— Task to carry out —
Even if a line seems odd, print it as it is, and include every record.

— Supplied information —
[Start of Attachment]

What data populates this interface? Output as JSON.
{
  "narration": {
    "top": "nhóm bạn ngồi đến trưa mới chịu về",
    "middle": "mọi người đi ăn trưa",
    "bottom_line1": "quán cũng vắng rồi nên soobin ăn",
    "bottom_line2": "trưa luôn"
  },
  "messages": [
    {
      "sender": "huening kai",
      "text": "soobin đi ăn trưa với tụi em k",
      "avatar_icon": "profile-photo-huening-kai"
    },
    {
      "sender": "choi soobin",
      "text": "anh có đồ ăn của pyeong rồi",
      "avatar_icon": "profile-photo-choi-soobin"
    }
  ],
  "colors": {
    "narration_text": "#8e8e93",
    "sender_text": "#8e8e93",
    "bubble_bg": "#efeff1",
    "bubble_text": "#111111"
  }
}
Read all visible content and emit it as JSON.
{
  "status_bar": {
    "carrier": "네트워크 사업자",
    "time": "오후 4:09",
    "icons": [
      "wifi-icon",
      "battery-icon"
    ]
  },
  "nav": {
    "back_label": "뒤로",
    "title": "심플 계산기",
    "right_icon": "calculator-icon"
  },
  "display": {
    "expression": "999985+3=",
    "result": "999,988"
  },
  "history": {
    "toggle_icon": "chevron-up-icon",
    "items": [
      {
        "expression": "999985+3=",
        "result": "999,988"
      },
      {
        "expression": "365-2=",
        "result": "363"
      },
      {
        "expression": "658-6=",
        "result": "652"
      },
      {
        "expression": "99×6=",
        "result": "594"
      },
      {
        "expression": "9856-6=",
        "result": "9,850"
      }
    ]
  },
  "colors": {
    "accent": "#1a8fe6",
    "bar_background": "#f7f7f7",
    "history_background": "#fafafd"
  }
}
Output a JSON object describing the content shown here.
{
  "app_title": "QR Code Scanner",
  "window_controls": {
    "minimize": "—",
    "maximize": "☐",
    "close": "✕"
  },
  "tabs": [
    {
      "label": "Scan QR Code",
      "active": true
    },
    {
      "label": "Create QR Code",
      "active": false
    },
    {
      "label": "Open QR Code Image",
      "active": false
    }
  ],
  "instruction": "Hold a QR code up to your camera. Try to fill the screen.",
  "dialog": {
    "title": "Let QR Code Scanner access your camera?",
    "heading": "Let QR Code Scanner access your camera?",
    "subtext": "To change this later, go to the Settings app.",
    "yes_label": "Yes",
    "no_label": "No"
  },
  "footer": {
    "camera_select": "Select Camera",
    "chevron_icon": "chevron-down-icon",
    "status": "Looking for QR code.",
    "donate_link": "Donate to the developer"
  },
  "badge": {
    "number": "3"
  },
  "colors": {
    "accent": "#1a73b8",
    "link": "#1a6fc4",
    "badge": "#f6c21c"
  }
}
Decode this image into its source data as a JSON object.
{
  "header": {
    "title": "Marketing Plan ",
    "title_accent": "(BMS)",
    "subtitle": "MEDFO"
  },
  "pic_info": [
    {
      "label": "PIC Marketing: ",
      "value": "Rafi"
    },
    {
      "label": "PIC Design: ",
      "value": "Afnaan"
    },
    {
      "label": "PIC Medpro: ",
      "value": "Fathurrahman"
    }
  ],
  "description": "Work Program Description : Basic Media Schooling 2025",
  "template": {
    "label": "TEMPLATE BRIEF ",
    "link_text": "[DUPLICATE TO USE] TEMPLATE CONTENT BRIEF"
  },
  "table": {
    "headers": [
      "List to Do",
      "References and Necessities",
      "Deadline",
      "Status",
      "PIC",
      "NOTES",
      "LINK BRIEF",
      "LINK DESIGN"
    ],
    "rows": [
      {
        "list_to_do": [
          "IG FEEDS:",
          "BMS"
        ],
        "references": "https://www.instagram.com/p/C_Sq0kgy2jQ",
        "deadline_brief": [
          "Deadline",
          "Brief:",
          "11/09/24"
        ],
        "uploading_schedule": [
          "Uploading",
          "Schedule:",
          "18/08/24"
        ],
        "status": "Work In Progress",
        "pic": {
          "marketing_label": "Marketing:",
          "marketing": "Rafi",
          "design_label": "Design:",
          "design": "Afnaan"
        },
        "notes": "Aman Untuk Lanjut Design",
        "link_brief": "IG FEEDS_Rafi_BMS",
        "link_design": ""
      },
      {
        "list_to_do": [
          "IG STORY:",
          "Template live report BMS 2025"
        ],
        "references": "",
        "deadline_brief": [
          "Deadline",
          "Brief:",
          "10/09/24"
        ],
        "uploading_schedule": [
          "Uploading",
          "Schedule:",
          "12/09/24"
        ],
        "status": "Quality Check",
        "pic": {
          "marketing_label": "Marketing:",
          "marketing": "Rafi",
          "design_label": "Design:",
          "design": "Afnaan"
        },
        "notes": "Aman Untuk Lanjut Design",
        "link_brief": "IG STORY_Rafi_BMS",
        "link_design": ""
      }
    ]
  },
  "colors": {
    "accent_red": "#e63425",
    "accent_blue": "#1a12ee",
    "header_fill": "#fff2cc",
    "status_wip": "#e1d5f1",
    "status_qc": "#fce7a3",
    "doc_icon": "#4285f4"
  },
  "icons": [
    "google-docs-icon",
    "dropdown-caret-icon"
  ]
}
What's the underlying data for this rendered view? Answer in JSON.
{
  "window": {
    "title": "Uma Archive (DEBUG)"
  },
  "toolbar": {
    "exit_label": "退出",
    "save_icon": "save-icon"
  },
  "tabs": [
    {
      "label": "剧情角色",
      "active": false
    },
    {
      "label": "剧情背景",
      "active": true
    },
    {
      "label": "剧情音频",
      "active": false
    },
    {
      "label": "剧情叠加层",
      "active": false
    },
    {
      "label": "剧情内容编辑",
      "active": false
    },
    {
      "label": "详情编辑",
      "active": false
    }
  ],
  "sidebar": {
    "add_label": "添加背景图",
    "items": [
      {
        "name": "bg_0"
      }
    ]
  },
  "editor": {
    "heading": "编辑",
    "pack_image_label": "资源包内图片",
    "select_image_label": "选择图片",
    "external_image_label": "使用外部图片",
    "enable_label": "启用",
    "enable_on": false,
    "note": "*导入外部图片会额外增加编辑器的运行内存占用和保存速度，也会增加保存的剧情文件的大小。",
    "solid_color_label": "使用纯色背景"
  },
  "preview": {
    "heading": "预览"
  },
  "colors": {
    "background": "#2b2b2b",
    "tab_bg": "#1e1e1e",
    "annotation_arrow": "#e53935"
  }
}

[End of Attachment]

— Written answer —
What data populates this interface? Output as JSON.
{
  "narration": {
    "top": "nhóm bạn ngồi đến trưa mới chịu về",
    "middle": "mọi người đi ăn trưa",
    "bottom_line1": "quán cũng vắng rồi nên soobin ăn",
    "bottom_line2": "trưa luôn"
  },
  "messages": [
    {
      "sender": "huening kai",
      "text": "soobin đi ăn trưa với tụi em k",
      "avatar_icon": "profile-photo-huening-kai"
    },
    {
      "sender": "choi soobin",
      "text": "anh có đồ ăn của pyeong rồi",
      "avatar_icon": "profile-photo-choi-soobin"
    }
  ],
  "colors": {
    "narration_text": "#8e8e93",
    "sender_text": "#8e8e93",
    "bubble_bg": "#efeff1",
    "bubble_text": "#111111"
  }
}
Read all visible content and emit it as JSON.
{
  "status_bar": {
    "carrier": "네트워크 사업자",
    "time": "오후 4:09",
    "icons": [
      "wifi-icon",
      "battery-icon"
    ]
  },
  "nav": {
    "back_label": "뒤로",
    "title": "심플 계산기",
    "right_icon": "calculator-icon"
  },
  "display": {
    "expression": "999985+3=",
    "result": "999,988"
  },
  "history": {
    "toggle_icon": "chevron-up-icon",
    "items": [
      {
        "expression": "999985+3=",
        "result": "999,988"
      },
      {
        "expression": "365-2=",
        "result": "363"
      },
      {
        "expression": "658-6=",
        "result": "652"
      },
      {
        "expression": "99×6=",
        "result": "594"
      },
      {
        "expression": "9856-6=",
        "result": "9,850"
      }
    ]
  },
  "colors": {
    "accent": "#1a8fe6",
    "bar_background": "#f7f7f7",
    "history_background": "#fafafd"
  }
}
Output a JSON object describing the content shown here.
{
  "app_title": "QR Code Scanner",
  "window_controls": {
    "minimize": "—",
    "maximize": "☐",
    "close": "✕"
  },
  "tabs": [
    {
      "label": "Scan QR Code",
      "active": true
    },
    {
      "label": "Create QR Code",
      "active": false
    },
    {
      "label": "Open QR Code Image",
      "active": false
    }
  ],
  "instruction": "Hold a QR code up to your camera. Try to fill the screen.",
  "dialog": {
    "title": "Let QR Code Scanner access your camera?",
    "heading": "Let QR Code Scanner access your camera?",
    "subtext": "To change this later, go to the Settings app.",
    "yes_label": "Yes",
    "no_label": "No"
  },
  "footer": {
    "camera_select": "Select Camera",
    "chevron_icon": "chevron-down-icon",
    "status": "Looking for QR code.",
    "donate_link": "Donate to the developer"
  },
  "badge": {
    "number": "3"
  },
  "colors": {
    "accent": "#1a73b8",
    "link": "#1a6fc4",
    "badge": "#f6c21c"
  }
}
Decode this image into its source data as a JSON object.
{
  "header": {
    "title": "Marketing Plan ",
    "title_accent": "(BMS)",
    "subtitle": "MEDFO"
  },
  "pic_info": [
    {
      "label": "PIC Marketing: ",
      "value": "Rafi"
    },
    {
      "label": "PIC Design: ",
      "value": "Afnaan"
    },
    {
      "label": "PIC Medpro: ",
      "value": "Fathurrahman"
    }
  ],
  "description": "Work Program Description : Basic Media Schooling 2025",
  "template": {
    "label": "TEMPLATE BRIEF ",
    "link_text": "[DUPLICATE TO USE] TEMPLATE CONTENT BRIEF"
  },
  "table": {
    "headers": [
      "List to Do",
      "References and Necessities",
      "Deadline",
      "Status",
      "PIC",
      "NOTES",
      "LINK BRIEF",
      "LINK DESIGN"
    ],
    "rows": [
      {
        "list_to_do": [
          "IG FEEDS:",
          "BMS"
        ],
        "references": "https://www.instagram.com/p/C_Sq0kgy2jQ",
        "deadline_brief": [
          "Deadline",
          "Brief:",
          "11/09/24"
        ],
        "uploading_schedule": [
          "Uploading",
          "Schedule:",
          "18/08/24"
        ],
        "status": "Work In Progress",
        "pic": {
          "marketing_label": "Marketing:",
          "marketing": "Rafi",
          "design_label": "Design:",
          "design": "Afnaan"
        },
        "notes": "Aman Untuk Lanjut Design",
        "link_brief": "IG FEEDS_Rafi_BMS",
        "link_design": ""
      },
      {
        "list_to_do": [
          "IG STORY:",
          "Template live report BMS 2025"
        ],
        "references": "",
        "deadline_brief": [
          "Deadline",
          "Brief:",
          "10/09/24"
        ],
        "uploading_schedule": [
          "Uploading",
          "Schedule:",
          "12/09/24"
        ],
        "status": "Quality Check",
        "pic": {
          "marketing_label": "Marketing:",
          "marketing": "Rafi",
          "design_label": "Design:",
          "design": "Afnaan"
        },
        "notes": "Aman Untuk Lanjut Design",
        "link_brief": "IG STORY_Rafi_BMS",
        "link_design": ""
      }
    ]
  },
  "colors": {
    "accent_red": "#e63425",
    "accent_blue": "#1a12ee",
    "header_fill": "#fff2cc",
    "status_wip": "#e1d5f1",
    "status_qc": "#fce7a3",
    "doc_icon": "#4285f4"
  },
  "icons": [
    "google-docs-icon",
    "dropdown-caret-icon"
  ]
}
What's the underlying data for this rendered view? Answer in JSON.
{
  "window": {
    "title": "Uma Archive (DEBUG)"
  },
  "toolbar": {
    "exit_label": "退出",
    "save_icon": "save-icon"
  },
  "tabs": [
    {
      "label": "剧情角色",
      "active": false
    },
    {
      "label": "剧情背景",
      "active": true
    },
    {
      "label": "剧情音频",
      "active": false
    },
    {
      "label": "剧情叠加层",
      "active": false
    },
    {
      "label": "剧情内容编辑",
      "active": false
    },
    {
      "label": "详情编辑",
      "active": false
    }
  ],
  "sidebar": {
    "add_label": "添加背景图",
    "items": [
      {
        "name": "bg_0"
      }
    ]
  },
  "editor": {
    "heading": "编辑",
    "pack_image_label": "资源包内图片",
    "select_image_label": "选择图片",
    "external_image_label": "使用外部图片",
    "enable_label": "启用",
    "enable_on": false,
    "note": "*导入外部图片会额外增加编辑器的运行内存占用和保存速度，也会增加保存的剧情文件的大小。",
    "solid_color_label": "使用纯色背景"
  },
  "preview": {
    "heading": "预览"
  },
  "colors": {
    "background": "#2b2b2b",
    "tab_bg": "#1e1e1e",
    "annotation_arrow": "#e53935"
  }
}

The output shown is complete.